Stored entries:
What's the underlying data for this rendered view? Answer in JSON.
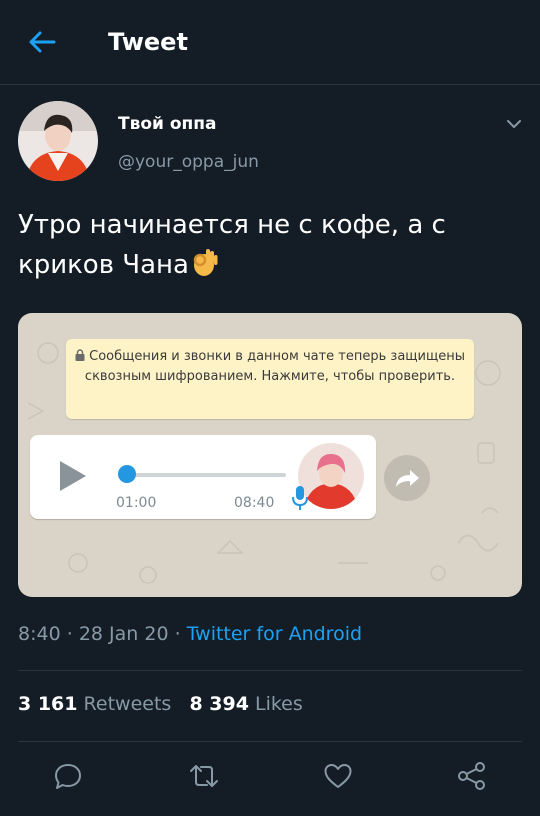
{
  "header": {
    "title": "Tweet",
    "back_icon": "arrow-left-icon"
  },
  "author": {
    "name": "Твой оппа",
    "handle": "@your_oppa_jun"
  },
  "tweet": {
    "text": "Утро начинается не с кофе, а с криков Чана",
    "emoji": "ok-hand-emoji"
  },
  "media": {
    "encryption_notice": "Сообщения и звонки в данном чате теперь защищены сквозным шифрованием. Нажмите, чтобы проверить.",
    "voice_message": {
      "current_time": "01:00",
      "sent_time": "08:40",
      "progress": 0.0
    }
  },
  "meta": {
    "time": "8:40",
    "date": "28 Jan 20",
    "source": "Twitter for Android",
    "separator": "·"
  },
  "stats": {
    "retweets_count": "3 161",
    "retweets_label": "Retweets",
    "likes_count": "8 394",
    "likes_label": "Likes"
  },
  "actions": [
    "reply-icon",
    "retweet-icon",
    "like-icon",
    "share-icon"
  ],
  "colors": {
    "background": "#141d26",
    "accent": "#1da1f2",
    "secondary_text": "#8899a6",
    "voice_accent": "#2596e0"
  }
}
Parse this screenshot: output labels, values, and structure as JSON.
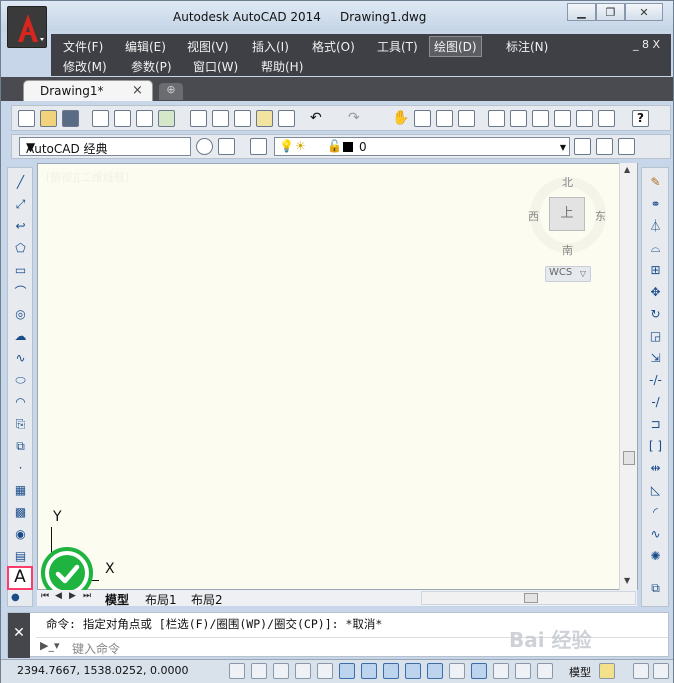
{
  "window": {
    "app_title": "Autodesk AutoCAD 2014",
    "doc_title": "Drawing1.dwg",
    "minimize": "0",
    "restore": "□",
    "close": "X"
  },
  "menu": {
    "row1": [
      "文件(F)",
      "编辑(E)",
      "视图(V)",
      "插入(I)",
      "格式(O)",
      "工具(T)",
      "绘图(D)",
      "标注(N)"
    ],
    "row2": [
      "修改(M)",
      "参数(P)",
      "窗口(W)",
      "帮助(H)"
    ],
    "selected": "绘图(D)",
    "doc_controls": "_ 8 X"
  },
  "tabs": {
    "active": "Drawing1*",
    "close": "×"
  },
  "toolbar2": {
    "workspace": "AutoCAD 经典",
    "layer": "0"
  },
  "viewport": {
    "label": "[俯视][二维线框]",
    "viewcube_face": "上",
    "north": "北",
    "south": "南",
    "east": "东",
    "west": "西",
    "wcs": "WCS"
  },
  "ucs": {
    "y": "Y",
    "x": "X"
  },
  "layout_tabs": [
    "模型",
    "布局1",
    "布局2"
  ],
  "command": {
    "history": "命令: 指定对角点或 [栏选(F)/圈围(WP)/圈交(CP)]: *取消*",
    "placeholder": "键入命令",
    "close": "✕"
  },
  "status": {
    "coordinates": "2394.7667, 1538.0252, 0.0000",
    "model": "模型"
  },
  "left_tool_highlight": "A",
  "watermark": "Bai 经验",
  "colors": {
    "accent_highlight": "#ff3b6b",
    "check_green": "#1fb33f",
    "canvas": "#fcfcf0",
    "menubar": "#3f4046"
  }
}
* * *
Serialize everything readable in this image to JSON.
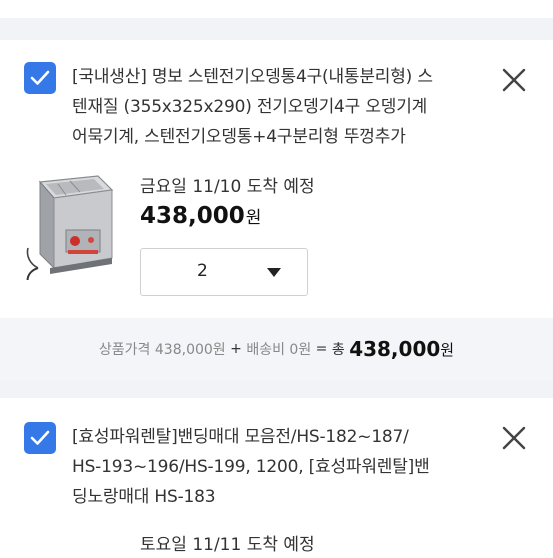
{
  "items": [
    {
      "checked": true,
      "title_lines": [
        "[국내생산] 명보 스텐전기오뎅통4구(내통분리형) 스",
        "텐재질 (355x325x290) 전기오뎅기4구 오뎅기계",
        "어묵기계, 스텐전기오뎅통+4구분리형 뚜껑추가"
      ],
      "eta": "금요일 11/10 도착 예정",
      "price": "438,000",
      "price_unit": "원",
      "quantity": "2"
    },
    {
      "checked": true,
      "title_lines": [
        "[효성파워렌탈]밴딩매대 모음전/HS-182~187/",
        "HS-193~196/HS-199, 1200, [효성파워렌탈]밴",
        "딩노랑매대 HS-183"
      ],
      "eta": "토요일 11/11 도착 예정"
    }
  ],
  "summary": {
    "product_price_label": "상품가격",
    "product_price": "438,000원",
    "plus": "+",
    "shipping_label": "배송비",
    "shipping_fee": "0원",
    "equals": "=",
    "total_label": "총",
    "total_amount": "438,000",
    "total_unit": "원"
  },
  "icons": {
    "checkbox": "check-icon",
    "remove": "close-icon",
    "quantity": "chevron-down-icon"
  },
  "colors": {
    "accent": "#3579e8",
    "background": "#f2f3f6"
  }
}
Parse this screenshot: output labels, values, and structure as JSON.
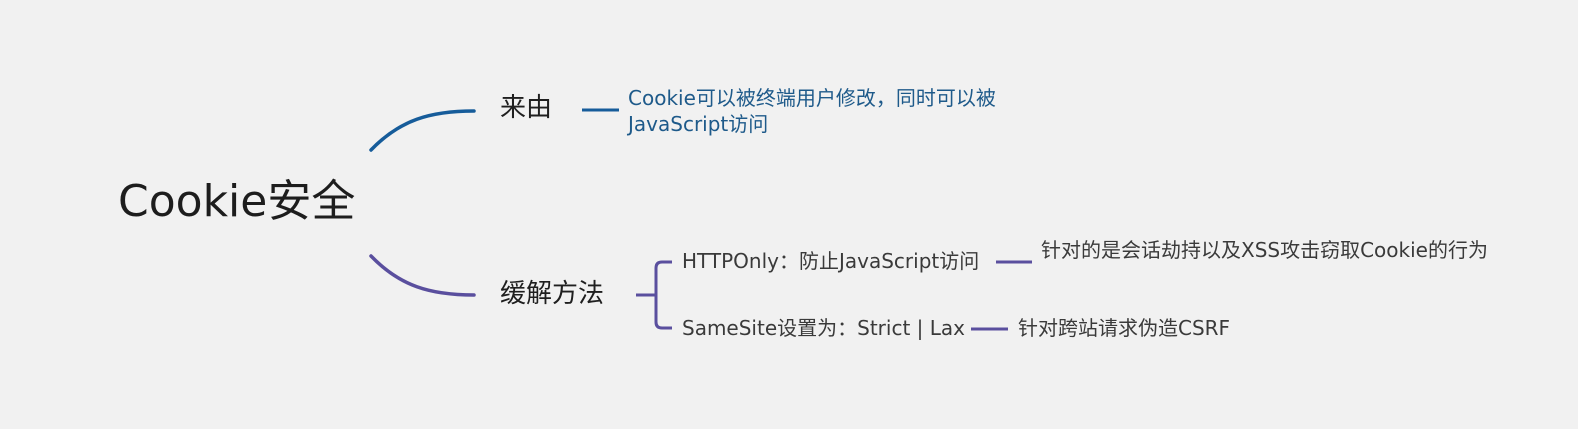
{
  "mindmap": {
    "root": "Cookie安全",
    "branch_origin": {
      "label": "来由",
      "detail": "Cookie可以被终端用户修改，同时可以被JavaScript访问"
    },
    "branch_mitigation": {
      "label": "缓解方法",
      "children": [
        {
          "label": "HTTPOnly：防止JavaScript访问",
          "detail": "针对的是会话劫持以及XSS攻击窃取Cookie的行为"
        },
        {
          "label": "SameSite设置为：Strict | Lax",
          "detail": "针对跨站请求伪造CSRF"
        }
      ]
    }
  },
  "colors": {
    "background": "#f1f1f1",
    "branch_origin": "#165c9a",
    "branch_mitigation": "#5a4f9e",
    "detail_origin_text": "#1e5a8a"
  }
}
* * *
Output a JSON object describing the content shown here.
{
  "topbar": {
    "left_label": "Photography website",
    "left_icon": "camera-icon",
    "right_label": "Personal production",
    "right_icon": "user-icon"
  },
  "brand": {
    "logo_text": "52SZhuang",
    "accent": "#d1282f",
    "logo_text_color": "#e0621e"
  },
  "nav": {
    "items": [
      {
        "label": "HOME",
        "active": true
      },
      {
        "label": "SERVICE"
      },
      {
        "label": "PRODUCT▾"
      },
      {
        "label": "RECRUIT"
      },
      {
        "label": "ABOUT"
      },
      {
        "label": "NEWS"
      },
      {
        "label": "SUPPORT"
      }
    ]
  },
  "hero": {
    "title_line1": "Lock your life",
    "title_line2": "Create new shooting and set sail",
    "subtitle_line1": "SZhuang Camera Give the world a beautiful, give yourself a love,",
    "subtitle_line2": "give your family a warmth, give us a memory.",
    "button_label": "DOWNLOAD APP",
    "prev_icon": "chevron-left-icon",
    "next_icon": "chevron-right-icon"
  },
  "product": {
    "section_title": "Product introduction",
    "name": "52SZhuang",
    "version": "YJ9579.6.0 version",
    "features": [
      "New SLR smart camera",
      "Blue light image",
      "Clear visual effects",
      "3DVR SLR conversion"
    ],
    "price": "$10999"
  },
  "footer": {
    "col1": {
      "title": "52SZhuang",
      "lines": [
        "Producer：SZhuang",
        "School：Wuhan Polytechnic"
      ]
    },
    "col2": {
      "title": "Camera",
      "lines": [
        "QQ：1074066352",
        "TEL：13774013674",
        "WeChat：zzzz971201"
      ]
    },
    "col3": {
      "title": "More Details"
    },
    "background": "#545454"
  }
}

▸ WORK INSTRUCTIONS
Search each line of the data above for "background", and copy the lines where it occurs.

▸ TASK RESPONSE
    "background": "#141d26",
    "background": "#f2f3f6"
    "background": "#f1f1f1",
    "background": "#545454"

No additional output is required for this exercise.